Patanka won the award building a house in a flood-prone area of Gorakhpur, in collaboration with Gorakhpur Environmental Action Group (GEAG) under the Rockefeller Foundation supported Asian Cities Climate Change Resilience Network (ACCCRN) program.
Omnivore Partners invested an undisclosed amount, acquired a minority stake in Eruvaka Technologies, a maker of diagnostic equipment for aquaculture farmers. This is Omnivore Partner’s first transaction in the aquaculture industry and seventh overall. Eruvaka Technologies’ solar-powered product allows shrimp and fish farmers to monitor their ponds remotely and control automated equipment such as aerators and feeders.
Are celebrities a good or bad idea for social enterprises?
In the UK, because of the huge hype that surrounds social enterprises, the social business sector is attracting a lot of celebrities. Here’s the good and the bad of it.
Social media for most students is a distraction. Joel Mwale, an uneducated 20-year-old Kenyan, might have an answer to this problem. Read about it here.
Go Green BOV, a Bangalore-based company that claims to have developed India’s first electric scooter that gives a mileage of 100 km with a single charge is looking to raise Rs 30 crore. The company will invest Rs 18 crore to set up an integrated plant manufacturing plant.
Energy company Chevron has launched a model of private sector-led development in Nigeria. In 2010, the corporation announced an initial commitment of $50 million for a corporate social enterprise program. The company has now decided pump in another $100 million to be spent over five years into an initiative that will be invested in three indigenous economic activities — fisheries, cassava and palm oil — and promote market-driven solutions to expand them.
James Holden, a student at Plymouth University, started a social enterprise aged just 20. His company, Student Safety Ltd, makes a product that ensures that students were kept safe on the streets.

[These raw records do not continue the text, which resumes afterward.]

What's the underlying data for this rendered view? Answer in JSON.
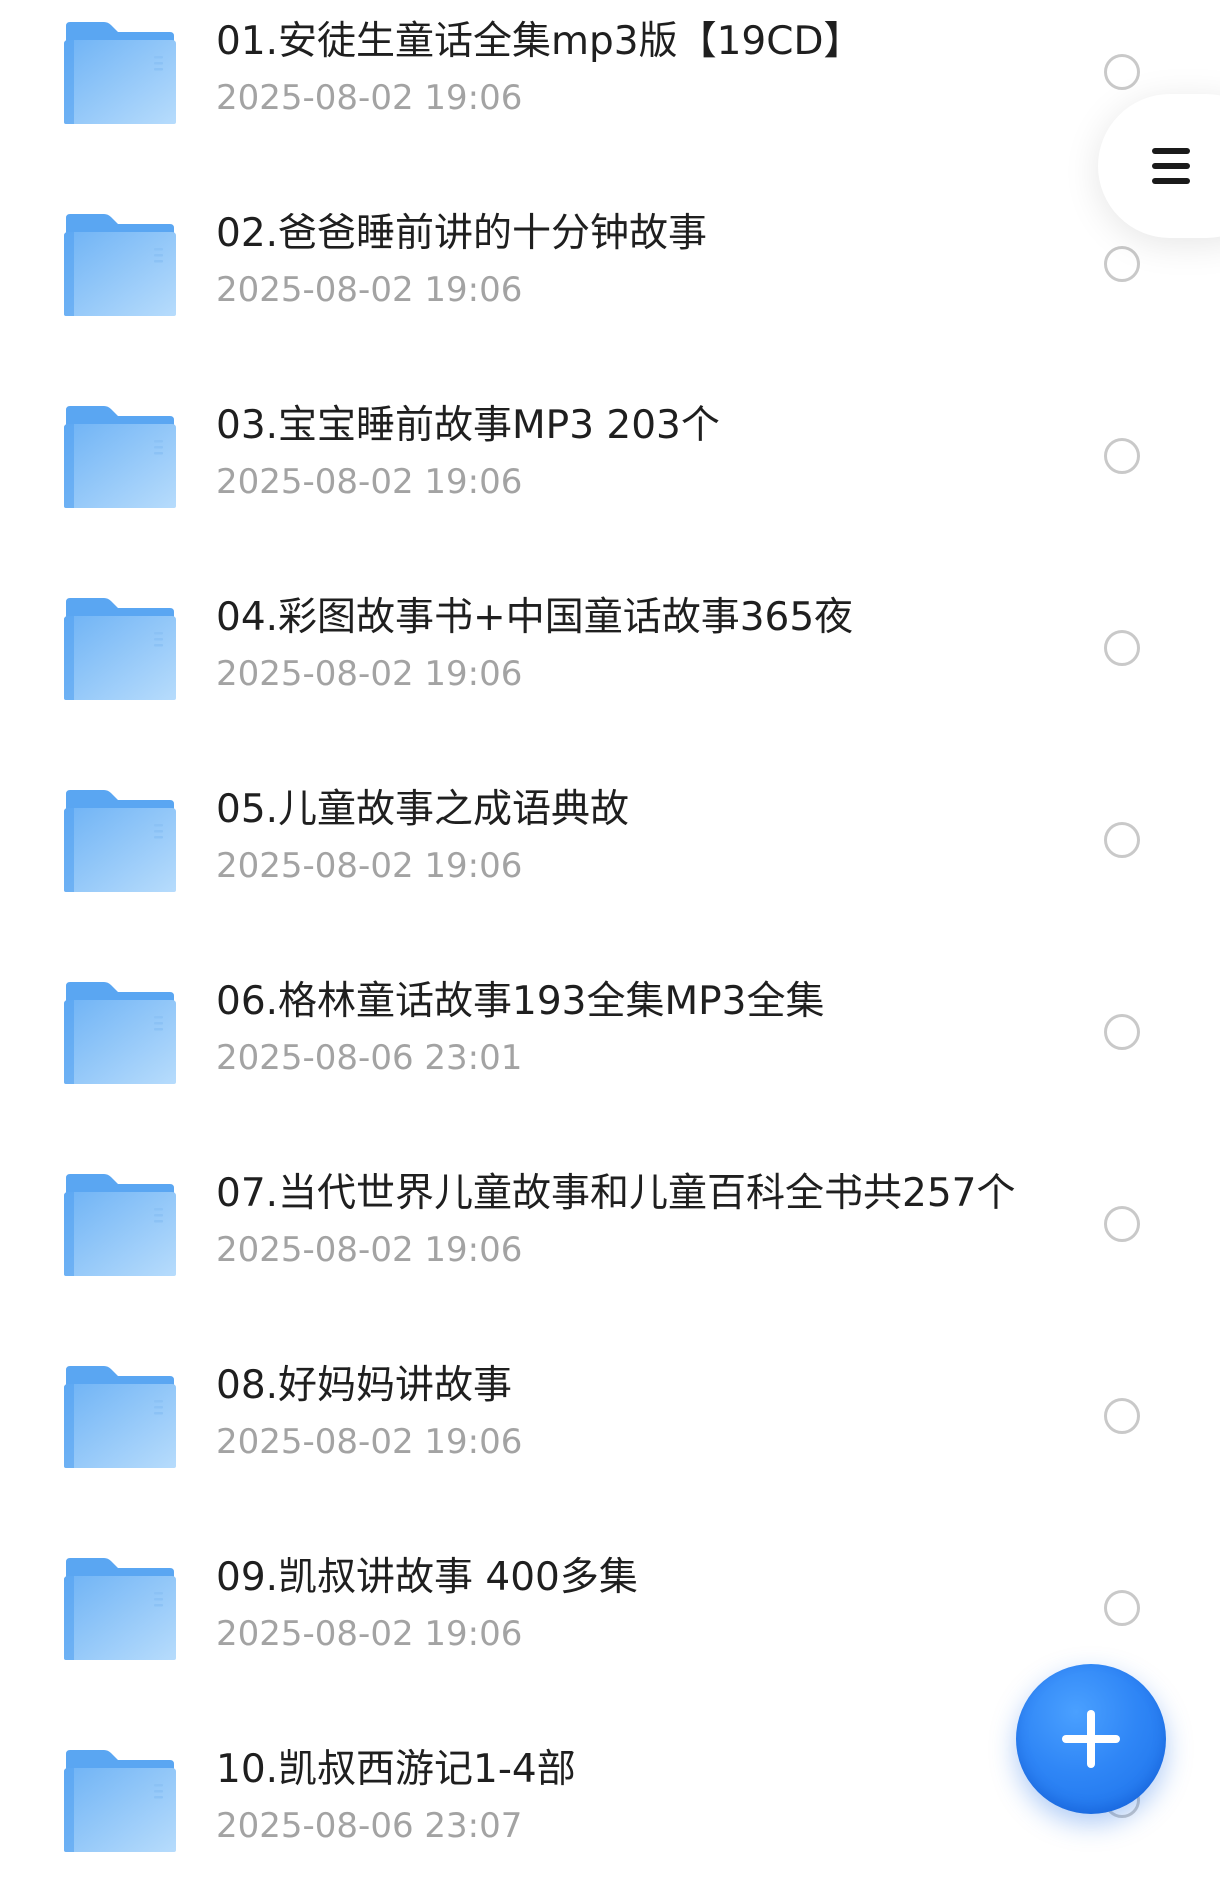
{
  "files": [
    {
      "name": "01.安徒生童话全集mp3版【19CD】",
      "date": "2025-08-02 19:06"
    },
    {
      "name": "02.爸爸睡前讲的十分钟故事",
      "date": "2025-08-02 19:06"
    },
    {
      "name": "03.宝宝睡前故事MP3 203个",
      "date": "2025-08-02 19:06"
    },
    {
      "name": "04.彩图故事书+中国童话故事365夜",
      "date": "2025-08-02 19:06"
    },
    {
      "name": "05.儿童故事之成语典故",
      "date": "2025-08-02 19:06"
    },
    {
      "name": "06.格林童话故事193全集MP3全集",
      "date": "2025-08-06 23:01"
    },
    {
      "name": "07.当代世界儿童故事和儿童百科全书共257个",
      "date": "2025-08-02 19:06"
    },
    {
      "name": "08.好妈妈讲故事",
      "date": "2025-08-02 19:06"
    },
    {
      "name": "09.凯叔讲故事 400多集",
      "date": "2025-08-02 19:06"
    },
    {
      "name": "10.凯叔西游记1-4部",
      "date": "2025-08-06 23:07"
    }
  ],
  "icons": {
    "folder": "folder-icon",
    "menu": "hamburger-menu-icon",
    "add": "plus-icon",
    "select": "radio-circle-icon"
  },
  "colors": {
    "folder_light": "#a9d4fb",
    "folder_dark": "#4f9ef0",
    "fab_blue": "#2f86f6",
    "title_text": "#1f1f1f",
    "date_text": "#a3a3a3"
  }
}
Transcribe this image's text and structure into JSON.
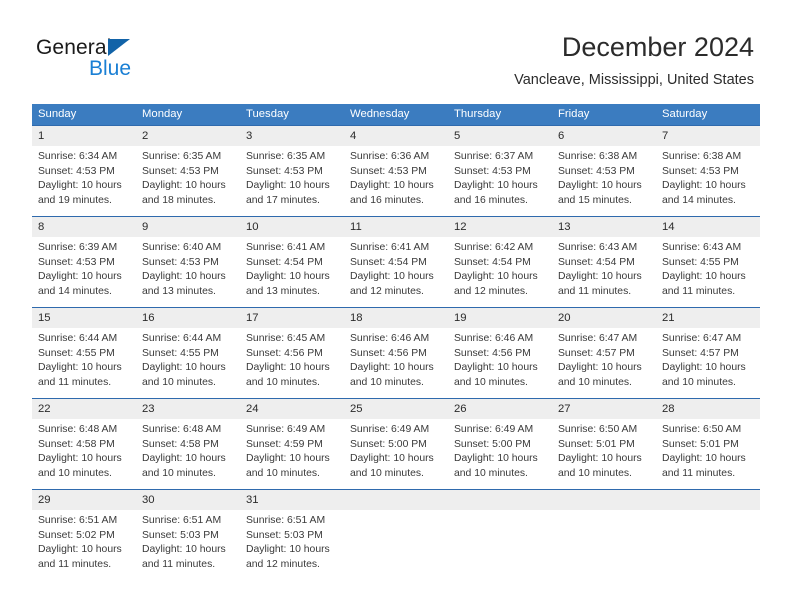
{
  "logo": {
    "word_top": "General",
    "word_bottom": "Blue",
    "triangle_color": "#1263a8",
    "blue_color": "#1a7fd4"
  },
  "header": {
    "title": "December 2024",
    "location": "Vancleave, Mississippi, United States"
  },
  "theme": {
    "header_band": "#3b7cc0",
    "week_divider": "#2f6aad",
    "day_band": "#eeeeee",
    "text": "#3a3a3a"
  },
  "weekday_headers": [
    "Sunday",
    "Monday",
    "Tuesday",
    "Wednesday",
    "Thursday",
    "Friday",
    "Saturday"
  ],
  "weeks": [
    [
      {
        "day": "1",
        "sunrise": "Sunrise: 6:34 AM",
        "sunset": "Sunset: 4:53 PM",
        "daylight1": "Daylight: 10 hours",
        "daylight2": "and 19 minutes."
      },
      {
        "day": "2",
        "sunrise": "Sunrise: 6:35 AM",
        "sunset": "Sunset: 4:53 PM",
        "daylight1": "Daylight: 10 hours",
        "daylight2": "and 18 minutes."
      },
      {
        "day": "3",
        "sunrise": "Sunrise: 6:35 AM",
        "sunset": "Sunset: 4:53 PM",
        "daylight1": "Daylight: 10 hours",
        "daylight2": "and 17 minutes."
      },
      {
        "day": "4",
        "sunrise": "Sunrise: 6:36 AM",
        "sunset": "Sunset: 4:53 PM",
        "daylight1": "Daylight: 10 hours",
        "daylight2": "and 16 minutes."
      },
      {
        "day": "5",
        "sunrise": "Sunrise: 6:37 AM",
        "sunset": "Sunset: 4:53 PM",
        "daylight1": "Daylight: 10 hours",
        "daylight2": "and 16 minutes."
      },
      {
        "day": "6",
        "sunrise": "Sunrise: 6:38 AM",
        "sunset": "Sunset: 4:53 PM",
        "daylight1": "Daylight: 10 hours",
        "daylight2": "and 15 minutes."
      },
      {
        "day": "7",
        "sunrise": "Sunrise: 6:38 AM",
        "sunset": "Sunset: 4:53 PM",
        "daylight1": "Daylight: 10 hours",
        "daylight2": "and 14 minutes."
      }
    ],
    [
      {
        "day": "8",
        "sunrise": "Sunrise: 6:39 AM",
        "sunset": "Sunset: 4:53 PM",
        "daylight1": "Daylight: 10 hours",
        "daylight2": "and 14 minutes."
      },
      {
        "day": "9",
        "sunrise": "Sunrise: 6:40 AM",
        "sunset": "Sunset: 4:53 PM",
        "daylight1": "Daylight: 10 hours",
        "daylight2": "and 13 minutes."
      },
      {
        "day": "10",
        "sunrise": "Sunrise: 6:41 AM",
        "sunset": "Sunset: 4:54 PM",
        "daylight1": "Daylight: 10 hours",
        "daylight2": "and 13 minutes."
      },
      {
        "day": "11",
        "sunrise": "Sunrise: 6:41 AM",
        "sunset": "Sunset: 4:54 PM",
        "daylight1": "Daylight: 10 hours",
        "daylight2": "and 12 minutes."
      },
      {
        "day": "12",
        "sunrise": "Sunrise: 6:42 AM",
        "sunset": "Sunset: 4:54 PM",
        "daylight1": "Daylight: 10 hours",
        "daylight2": "and 12 minutes."
      },
      {
        "day": "13",
        "sunrise": "Sunrise: 6:43 AM",
        "sunset": "Sunset: 4:54 PM",
        "daylight1": "Daylight: 10 hours",
        "daylight2": "and 11 minutes."
      },
      {
        "day": "14",
        "sunrise": "Sunrise: 6:43 AM",
        "sunset": "Sunset: 4:55 PM",
        "daylight1": "Daylight: 10 hours",
        "daylight2": "and 11 minutes."
      }
    ],
    [
      {
        "day": "15",
        "sunrise": "Sunrise: 6:44 AM",
        "sunset": "Sunset: 4:55 PM",
        "daylight1": "Daylight: 10 hours",
        "daylight2": "and 11 minutes."
      },
      {
        "day": "16",
        "sunrise": "Sunrise: 6:44 AM",
        "sunset": "Sunset: 4:55 PM",
        "daylight1": "Daylight: 10 hours",
        "daylight2": "and 10 minutes."
      },
      {
        "day": "17",
        "sunrise": "Sunrise: 6:45 AM",
        "sunset": "Sunset: 4:56 PM",
        "daylight1": "Daylight: 10 hours",
        "daylight2": "and 10 minutes."
      },
      {
        "day": "18",
        "sunrise": "Sunrise: 6:46 AM",
        "sunset": "Sunset: 4:56 PM",
        "daylight1": "Daylight: 10 hours",
        "daylight2": "and 10 minutes."
      },
      {
        "day": "19",
        "sunrise": "Sunrise: 6:46 AM",
        "sunset": "Sunset: 4:56 PM",
        "daylight1": "Daylight: 10 hours",
        "daylight2": "and 10 minutes."
      },
      {
        "day": "20",
        "sunrise": "Sunrise: 6:47 AM",
        "sunset": "Sunset: 4:57 PM",
        "daylight1": "Daylight: 10 hours",
        "daylight2": "and 10 minutes."
      },
      {
        "day": "21",
        "sunrise": "Sunrise: 6:47 AM",
        "sunset": "Sunset: 4:57 PM",
        "daylight1": "Daylight: 10 hours",
        "daylight2": "and 10 minutes."
      }
    ],
    [
      {
        "day": "22",
        "sunrise": "Sunrise: 6:48 AM",
        "sunset": "Sunset: 4:58 PM",
        "daylight1": "Daylight: 10 hours",
        "daylight2": "and 10 minutes."
      },
      {
        "day": "23",
        "sunrise": "Sunrise: 6:48 AM",
        "sunset": "Sunset: 4:58 PM",
        "daylight1": "Daylight: 10 hours",
        "daylight2": "and 10 minutes."
      },
      {
        "day": "24",
        "sunrise": "Sunrise: 6:49 AM",
        "sunset": "Sunset: 4:59 PM",
        "daylight1": "Daylight: 10 hours",
        "daylight2": "and 10 minutes."
      },
      {
        "day": "25",
        "sunrise": "Sunrise: 6:49 AM",
        "sunset": "Sunset: 5:00 PM",
        "daylight1": "Daylight: 10 hours",
        "daylight2": "and 10 minutes."
      },
      {
        "day": "26",
        "sunrise": "Sunrise: 6:49 AM",
        "sunset": "Sunset: 5:00 PM",
        "daylight1": "Daylight: 10 hours",
        "daylight2": "and 10 minutes."
      },
      {
        "day": "27",
        "sunrise": "Sunrise: 6:50 AM",
        "sunset": "Sunset: 5:01 PM",
        "daylight1": "Daylight: 10 hours",
        "daylight2": "and 10 minutes."
      },
      {
        "day": "28",
        "sunrise": "Sunrise: 6:50 AM",
        "sunset": "Sunset: 5:01 PM",
        "daylight1": "Daylight: 10 hours",
        "daylight2": "and 11 minutes."
      }
    ],
    [
      {
        "day": "29",
        "sunrise": "Sunrise: 6:51 AM",
        "sunset": "Sunset: 5:02 PM",
        "daylight1": "Daylight: 10 hours",
        "daylight2": "and 11 minutes."
      },
      {
        "day": "30",
        "sunrise": "Sunrise: 6:51 AM",
        "sunset": "Sunset: 5:03 PM",
        "daylight1": "Daylight: 10 hours",
        "daylight2": "and 11 minutes."
      },
      {
        "day": "31",
        "sunrise": "Sunrise: 6:51 AM",
        "sunset": "Sunset: 5:03 PM",
        "daylight1": "Daylight: 10 hours",
        "daylight2": "and 12 minutes."
      },
      {
        "day": "",
        "sunrise": "",
        "sunset": "",
        "daylight1": "",
        "daylight2": ""
      },
      {
        "day": "",
        "sunrise": "",
        "sunset": "",
        "daylight1": "",
        "daylight2": ""
      },
      {
        "day": "",
        "sunrise": "",
        "sunset": "",
        "daylight1": "",
        "daylight2": ""
      },
      {
        "day": "",
        "sunrise": "",
        "sunset": "",
        "daylight1": "",
        "daylight2": ""
      }
    ]
  ]
}
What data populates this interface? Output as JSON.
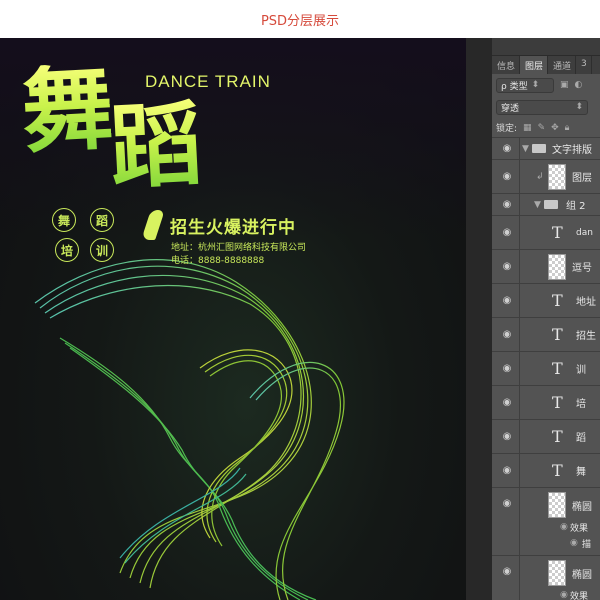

Currently he is on a year-long placement as an intern at Plymouth’s Entrepreneurship Centre, and is due to graduate in 2015.
Dan Morrison, the ex-CEO and founder of Citizen Effect, a nonprofit crowdfunding platform for social good projects around the world talks about the five stages of grief following a failed social enterprise, and how to recover your motivation and start again. He’s currently the chief do good officer at Imagine Social Good, a strategy and marketing firm that partners with social innovators to realize the change they want to see in the world.